Artur: No, I don’t think so. He goes to training every day, you know, he’s not really retired.

GSP: The word of retirement doesn’t mean anything right now.

Kriegel: But you did retire, you had a press conference…

GSP: Yeah, I did.

Kriegel: And your friend here says in your heart you’re not retired. Why?

GSP: ‘Cause I love to work out. I’m 38 years old. I try to not be subjective, I try to be objective about this situation.

Kriegel: If the right fight came along …

GSP: If the right fight came along, they know where to find me. We tried to make the right fight, but it didn’t work.

Kriegel: That would be Khabib Nurmagomedov?

GSP: Yes.

Kriegel: Would you come back for Khabib?

GSP: It depends, if everything is aligned contractually, everything is good, as we speak now, yes, I would. But, you know, it’s like a business deal, when you make an agreement. When you make a business deal and the guys don’t agree, it’s OK, you turn around and you do other thing. You cannot come back a year after and say, “Hey, finally the offer that you made me a year ago, I’m gonna take it.” That’s not how you do business, and the fighting game is no different. If I made you an offer and you refuse, it’s fine, but you cannot come back a year after and say, “Oh, finally I’ll take it.” Before I retired we tried to organize a fight with Khabib. UFC refused, didn’t want it, so I walk away, I have other things.

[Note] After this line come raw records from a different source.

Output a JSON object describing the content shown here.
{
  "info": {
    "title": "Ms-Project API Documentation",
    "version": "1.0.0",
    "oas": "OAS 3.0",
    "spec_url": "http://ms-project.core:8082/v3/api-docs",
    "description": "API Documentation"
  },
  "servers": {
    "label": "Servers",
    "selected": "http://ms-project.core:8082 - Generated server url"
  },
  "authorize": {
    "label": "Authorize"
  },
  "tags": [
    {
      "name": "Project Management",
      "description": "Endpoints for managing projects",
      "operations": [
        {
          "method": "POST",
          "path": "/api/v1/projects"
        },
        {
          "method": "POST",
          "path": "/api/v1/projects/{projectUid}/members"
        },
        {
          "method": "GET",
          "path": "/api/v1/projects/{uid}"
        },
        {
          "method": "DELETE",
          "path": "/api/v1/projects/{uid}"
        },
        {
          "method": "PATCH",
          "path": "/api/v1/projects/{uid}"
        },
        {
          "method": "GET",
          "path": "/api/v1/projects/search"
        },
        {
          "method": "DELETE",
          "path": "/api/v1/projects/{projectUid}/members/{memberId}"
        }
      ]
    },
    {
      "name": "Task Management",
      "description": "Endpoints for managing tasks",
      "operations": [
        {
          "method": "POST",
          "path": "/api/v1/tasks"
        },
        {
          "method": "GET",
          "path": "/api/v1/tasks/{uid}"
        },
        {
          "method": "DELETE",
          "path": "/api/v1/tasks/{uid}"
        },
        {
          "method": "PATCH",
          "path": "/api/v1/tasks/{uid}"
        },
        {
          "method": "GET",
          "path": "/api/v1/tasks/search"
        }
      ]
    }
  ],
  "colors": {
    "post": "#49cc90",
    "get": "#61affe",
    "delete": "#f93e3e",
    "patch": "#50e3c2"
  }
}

Kriegel: How does your friend Artur finish?

GSP: He finishes on top, he’s on the rise. I’ve been saying for years to everybody here to pay attention to him. It doesn’t mean he’s not gonna fall one day. Maybe he’s gonna take a hit, but he’s got a very strong mind. It’s not an easy way. Time and life are not a straight line. Maybe he’s gonna have some obstacle that he has to [overcome.]

Kriegel: There’s a difference, in MMA you talk about a straight line, in MMA the greatest fighter of all can lose.

GSP: Everybody loses.

Kriegel: In boxing there is this expectation that you’re supposed to have a perfect record.

GSP: Yeah, but if I sort of look to Artur’s record, he always fights the best. He knows he’s 35 and he wants to fight the best. He wants to prove himself and he knows that’s his time is right now. He doesn’t wanna waste time, he wanna fight everybody, challenge Sergey Kovalev, everybody

Kriegel: What happens October 18th?

GSP: Artur Beterbiev will be a champion, and I believe he will do it either by knockout or in the decision.

Kriegel: Two belts for your protégé.

GSP: I really believe it. I think mentally he’s so strong. You know, everybody can make a mistake down the road, I believe he’s a human being, you know, like anything can happen and it doesn’t matter what happens, he’s gonna come back and win. I think you have to see your career like a marathon, not like a sprint, and sometimes down the road you make a mistake or something happens and doesn’t matter. For me, when I see the big picture of Artur Beterbiev, he’s unifying all the titles, and he’s the best boxer and champion.